Now re-watching it, that ending – the solution to the murder and what happens to the Minister of Justice, are there in my mind… which instead of spoiling my enjoyment, makes the whole thing more poignant… tears may fall when I watch the last scene with the minister, Thomas Buch, played by the incredible Danish actor, Nicolas Bro… Hankies at the ready!

That strange time at dusk

DSCF7306I think the hours when night changes to day, and day changes to night are very strange when you are outside… the sky seems to take on an odd quality, even if its odd in a nice way, a sunny day disappearing into a pleasant evening.

Hamlet talks about ‘witching times’ meaning the deepest darkest part of the night,

Tis now the very witching time of night,
When churchyards yawn and hell itself breathes out
Contagion to this world:

and the Scottish poet Robert Blair also does:

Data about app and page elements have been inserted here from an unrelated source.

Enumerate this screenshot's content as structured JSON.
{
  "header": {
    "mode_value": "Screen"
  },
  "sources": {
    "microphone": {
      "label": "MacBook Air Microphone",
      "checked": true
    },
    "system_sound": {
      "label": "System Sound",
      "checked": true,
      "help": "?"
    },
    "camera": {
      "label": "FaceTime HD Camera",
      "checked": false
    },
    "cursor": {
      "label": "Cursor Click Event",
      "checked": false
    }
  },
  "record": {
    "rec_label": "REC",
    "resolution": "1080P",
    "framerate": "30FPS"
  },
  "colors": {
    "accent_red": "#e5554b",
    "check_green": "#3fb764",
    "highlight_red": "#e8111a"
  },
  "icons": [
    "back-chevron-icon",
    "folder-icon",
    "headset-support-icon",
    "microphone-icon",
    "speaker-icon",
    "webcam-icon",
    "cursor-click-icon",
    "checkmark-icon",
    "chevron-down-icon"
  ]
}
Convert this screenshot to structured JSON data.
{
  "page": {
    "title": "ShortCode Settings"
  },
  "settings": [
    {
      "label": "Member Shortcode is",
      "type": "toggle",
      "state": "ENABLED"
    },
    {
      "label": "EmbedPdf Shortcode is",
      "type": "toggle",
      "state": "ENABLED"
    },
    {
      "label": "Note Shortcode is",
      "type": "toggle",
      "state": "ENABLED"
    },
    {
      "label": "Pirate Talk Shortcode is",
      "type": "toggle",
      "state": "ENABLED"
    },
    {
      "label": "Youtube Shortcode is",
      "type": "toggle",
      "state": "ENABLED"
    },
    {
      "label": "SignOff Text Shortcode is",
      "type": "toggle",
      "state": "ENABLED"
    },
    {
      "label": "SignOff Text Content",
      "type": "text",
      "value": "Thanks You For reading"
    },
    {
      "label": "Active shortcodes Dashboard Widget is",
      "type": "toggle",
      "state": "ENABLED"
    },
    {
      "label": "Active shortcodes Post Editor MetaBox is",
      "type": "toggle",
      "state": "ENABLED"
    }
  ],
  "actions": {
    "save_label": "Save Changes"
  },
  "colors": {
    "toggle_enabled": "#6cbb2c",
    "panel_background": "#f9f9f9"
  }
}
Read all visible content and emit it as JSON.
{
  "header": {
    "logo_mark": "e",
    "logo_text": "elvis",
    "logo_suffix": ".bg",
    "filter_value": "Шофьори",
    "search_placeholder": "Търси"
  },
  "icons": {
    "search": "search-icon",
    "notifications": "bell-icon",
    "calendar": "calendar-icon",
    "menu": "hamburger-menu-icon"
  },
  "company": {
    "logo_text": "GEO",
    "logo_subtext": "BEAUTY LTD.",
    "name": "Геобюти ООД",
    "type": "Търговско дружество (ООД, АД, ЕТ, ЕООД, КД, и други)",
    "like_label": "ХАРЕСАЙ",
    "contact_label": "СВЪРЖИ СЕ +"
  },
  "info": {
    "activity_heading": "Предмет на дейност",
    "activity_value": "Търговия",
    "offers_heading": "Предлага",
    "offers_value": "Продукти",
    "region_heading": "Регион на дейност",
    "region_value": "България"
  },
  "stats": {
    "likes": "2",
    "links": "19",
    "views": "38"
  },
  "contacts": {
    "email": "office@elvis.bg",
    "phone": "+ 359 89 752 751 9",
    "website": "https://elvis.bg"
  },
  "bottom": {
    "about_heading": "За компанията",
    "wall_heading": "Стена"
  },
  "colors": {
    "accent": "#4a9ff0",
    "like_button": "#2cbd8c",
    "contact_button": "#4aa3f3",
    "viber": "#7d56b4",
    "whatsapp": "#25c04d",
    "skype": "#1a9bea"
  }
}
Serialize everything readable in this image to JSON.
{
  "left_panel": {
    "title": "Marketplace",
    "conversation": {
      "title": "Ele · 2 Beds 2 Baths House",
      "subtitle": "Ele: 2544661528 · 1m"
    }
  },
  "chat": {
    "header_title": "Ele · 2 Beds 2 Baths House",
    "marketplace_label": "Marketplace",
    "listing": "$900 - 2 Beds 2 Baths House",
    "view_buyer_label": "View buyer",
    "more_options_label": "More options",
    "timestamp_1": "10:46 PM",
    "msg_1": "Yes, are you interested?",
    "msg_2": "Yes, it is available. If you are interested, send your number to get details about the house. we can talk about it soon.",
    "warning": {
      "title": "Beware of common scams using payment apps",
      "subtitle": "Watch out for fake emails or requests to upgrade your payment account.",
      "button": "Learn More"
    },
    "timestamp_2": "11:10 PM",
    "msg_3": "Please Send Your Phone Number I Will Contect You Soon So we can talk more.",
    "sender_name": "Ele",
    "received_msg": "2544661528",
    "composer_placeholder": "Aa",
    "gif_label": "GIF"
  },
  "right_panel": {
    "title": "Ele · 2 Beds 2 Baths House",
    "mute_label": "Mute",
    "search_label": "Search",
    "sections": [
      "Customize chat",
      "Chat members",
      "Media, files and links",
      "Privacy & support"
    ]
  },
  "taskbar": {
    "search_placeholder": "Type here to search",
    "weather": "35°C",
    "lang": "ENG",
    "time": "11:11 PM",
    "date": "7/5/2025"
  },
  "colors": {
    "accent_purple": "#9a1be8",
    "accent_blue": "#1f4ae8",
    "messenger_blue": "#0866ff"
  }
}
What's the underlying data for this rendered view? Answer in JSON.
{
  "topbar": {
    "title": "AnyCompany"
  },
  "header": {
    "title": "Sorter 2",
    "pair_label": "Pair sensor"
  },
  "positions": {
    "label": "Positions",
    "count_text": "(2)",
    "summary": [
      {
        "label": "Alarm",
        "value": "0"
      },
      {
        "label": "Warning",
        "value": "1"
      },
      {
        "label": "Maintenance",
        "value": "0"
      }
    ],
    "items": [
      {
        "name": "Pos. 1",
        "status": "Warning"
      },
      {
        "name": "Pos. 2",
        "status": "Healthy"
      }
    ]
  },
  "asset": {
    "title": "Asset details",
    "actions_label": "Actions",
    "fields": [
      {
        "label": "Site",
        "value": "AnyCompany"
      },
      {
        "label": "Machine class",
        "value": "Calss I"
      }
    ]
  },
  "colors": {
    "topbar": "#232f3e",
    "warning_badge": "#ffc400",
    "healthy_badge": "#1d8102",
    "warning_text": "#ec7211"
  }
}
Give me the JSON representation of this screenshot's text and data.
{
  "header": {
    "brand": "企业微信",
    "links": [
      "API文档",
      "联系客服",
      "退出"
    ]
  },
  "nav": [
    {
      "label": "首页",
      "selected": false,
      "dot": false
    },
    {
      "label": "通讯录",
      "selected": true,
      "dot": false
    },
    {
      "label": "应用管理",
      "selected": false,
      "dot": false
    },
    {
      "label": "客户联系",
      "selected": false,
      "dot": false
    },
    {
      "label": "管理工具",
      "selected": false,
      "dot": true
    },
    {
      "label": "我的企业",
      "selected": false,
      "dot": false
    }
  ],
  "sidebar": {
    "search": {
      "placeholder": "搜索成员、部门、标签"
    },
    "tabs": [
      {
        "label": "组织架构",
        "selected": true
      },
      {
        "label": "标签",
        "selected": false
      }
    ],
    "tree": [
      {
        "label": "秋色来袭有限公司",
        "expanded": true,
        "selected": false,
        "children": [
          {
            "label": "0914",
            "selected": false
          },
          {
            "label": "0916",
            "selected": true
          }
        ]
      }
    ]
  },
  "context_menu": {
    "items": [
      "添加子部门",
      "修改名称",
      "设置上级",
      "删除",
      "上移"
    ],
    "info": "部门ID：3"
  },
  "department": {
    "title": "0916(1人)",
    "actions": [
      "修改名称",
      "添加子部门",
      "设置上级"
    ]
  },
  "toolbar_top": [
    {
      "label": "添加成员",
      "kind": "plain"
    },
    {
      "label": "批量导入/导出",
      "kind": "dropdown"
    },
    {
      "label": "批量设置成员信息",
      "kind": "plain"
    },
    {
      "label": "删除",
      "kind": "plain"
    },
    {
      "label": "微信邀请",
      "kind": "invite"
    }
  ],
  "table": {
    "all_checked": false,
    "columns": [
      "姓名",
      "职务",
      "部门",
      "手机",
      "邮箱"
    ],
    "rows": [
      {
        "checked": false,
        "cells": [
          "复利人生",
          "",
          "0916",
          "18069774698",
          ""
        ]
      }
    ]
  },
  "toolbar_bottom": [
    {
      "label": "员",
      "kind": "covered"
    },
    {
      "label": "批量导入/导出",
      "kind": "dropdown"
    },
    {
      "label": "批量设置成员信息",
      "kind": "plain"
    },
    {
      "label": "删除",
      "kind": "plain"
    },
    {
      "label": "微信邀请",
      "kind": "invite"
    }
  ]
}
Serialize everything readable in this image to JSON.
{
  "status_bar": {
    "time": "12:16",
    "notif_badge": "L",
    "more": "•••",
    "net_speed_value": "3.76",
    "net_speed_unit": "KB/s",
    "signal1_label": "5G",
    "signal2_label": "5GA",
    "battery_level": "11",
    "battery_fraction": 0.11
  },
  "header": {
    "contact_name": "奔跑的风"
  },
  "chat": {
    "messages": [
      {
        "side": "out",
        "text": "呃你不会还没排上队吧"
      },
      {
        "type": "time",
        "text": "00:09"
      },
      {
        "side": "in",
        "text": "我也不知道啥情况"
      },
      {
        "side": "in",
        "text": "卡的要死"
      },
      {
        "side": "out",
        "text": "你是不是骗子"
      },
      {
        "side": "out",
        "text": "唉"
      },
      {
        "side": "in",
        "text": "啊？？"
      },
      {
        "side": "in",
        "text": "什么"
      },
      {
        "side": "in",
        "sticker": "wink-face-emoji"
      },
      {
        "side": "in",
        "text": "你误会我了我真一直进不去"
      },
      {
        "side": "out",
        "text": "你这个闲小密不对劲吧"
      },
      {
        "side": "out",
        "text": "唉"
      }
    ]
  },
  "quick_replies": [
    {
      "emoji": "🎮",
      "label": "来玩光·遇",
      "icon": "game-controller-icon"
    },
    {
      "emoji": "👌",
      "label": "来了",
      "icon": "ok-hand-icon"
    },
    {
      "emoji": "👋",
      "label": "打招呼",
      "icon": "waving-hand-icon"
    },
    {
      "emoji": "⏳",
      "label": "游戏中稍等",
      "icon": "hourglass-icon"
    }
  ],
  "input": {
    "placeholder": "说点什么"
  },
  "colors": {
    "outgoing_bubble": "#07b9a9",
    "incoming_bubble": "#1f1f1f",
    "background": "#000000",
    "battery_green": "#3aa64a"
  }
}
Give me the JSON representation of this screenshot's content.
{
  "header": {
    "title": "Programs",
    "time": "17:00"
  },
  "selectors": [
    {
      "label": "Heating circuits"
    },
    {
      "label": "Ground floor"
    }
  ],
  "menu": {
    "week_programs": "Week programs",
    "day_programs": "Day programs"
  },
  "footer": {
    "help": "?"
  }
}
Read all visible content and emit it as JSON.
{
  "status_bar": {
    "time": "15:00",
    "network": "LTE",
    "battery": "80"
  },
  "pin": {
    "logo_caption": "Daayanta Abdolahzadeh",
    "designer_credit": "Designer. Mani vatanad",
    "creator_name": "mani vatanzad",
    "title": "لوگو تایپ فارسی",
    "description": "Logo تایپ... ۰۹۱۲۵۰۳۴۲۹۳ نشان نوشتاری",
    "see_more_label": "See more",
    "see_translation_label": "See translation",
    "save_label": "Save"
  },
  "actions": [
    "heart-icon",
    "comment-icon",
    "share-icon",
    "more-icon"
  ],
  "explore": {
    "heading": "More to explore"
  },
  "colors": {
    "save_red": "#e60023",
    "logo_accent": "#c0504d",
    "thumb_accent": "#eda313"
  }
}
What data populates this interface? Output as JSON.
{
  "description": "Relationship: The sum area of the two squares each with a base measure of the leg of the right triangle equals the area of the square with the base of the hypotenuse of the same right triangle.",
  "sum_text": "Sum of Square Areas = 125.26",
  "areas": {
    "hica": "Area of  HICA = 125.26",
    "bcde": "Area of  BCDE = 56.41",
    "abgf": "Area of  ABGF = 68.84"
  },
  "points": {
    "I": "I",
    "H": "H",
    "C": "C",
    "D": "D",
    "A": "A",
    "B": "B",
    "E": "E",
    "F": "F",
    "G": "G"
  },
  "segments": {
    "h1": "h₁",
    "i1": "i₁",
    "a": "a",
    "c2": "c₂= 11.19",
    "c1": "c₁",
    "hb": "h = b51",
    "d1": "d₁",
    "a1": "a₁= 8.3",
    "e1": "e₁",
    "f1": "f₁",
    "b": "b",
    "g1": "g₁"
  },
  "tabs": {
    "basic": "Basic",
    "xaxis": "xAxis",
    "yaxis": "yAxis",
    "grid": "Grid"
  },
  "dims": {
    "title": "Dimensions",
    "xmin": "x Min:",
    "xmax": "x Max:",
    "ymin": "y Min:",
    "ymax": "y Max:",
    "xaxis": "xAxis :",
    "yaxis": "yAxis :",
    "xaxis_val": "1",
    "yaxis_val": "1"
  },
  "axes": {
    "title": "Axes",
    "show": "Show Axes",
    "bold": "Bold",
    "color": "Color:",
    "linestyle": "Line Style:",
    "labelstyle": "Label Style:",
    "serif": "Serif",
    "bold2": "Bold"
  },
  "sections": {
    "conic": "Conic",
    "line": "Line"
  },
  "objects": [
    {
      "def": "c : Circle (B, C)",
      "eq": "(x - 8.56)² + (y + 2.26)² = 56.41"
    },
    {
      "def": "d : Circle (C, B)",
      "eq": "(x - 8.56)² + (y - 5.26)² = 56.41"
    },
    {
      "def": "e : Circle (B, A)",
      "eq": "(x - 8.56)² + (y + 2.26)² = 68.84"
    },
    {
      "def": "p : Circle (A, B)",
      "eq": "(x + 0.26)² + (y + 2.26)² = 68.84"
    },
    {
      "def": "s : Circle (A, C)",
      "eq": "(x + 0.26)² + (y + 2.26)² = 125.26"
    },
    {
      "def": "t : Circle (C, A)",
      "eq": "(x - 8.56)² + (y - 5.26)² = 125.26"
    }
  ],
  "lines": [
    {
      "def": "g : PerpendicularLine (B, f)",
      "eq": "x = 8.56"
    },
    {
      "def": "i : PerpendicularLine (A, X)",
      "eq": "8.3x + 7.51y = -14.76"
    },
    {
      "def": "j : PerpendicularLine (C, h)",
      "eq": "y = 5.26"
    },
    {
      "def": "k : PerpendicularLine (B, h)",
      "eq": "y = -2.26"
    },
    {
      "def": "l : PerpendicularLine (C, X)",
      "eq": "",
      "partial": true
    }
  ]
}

Dead men have come again, and walk’d about;
And the great bell has toll’d, unrung, untouch’d!
Such tales their cheer, at wake or gossiping,
When it draws near the witching-time of night.

However, to me, the in-between times of dawn and dusk are the witching times when odd things might happen. It doesn’t have to be dark for it to seem strange and as if there is a sort of expectancy in the air…















It was such a nice day we wanted to go out and do something without travelling too far; we decided to go to Cheddar which is about fourteen miles if you go the slightly longer but quicker way (avoiding a bottleneck!)

We were just tootling along when we noticed a little fellow attached the passenger window… a little green fellow with very long legs. He must have had very sticky feet because even though we were going at about 40 mph he remained attached. He walked backwards and forwards and then climbed onto the roof and then reappeared on the side window at the back… all this while we were driving along and going round corners. He then went back onto the roof and when we eventually stopped and parked in Cheddar we found him on the rear of the car.

We wondered whether to try and move him to some grass, but then thought he would be better finding his own way. A couple of hours later and after scones and ice-cream, we returned to the car and he was sitting on the windscreen. We had to go shopping in another part of the town and he stayed with us all the way. Returning to the car after shopping he was now on the bonnet; we decided that a trip home might be pushing it a bit, so we encouraged him to hop off, and hop off he did.

I thought he was a grasshopper, although I remember grasshoppers from my childhood, and they were always a browny colour… we had a few jokes about the TV ‘Kung Fu’ series that David Carradine was in where his character was called Little Grasshopper….

In fact our little hitch-hiker was a katydid… an insect are closely related to crickets and grasshoppers… good heavens, I never knew that before!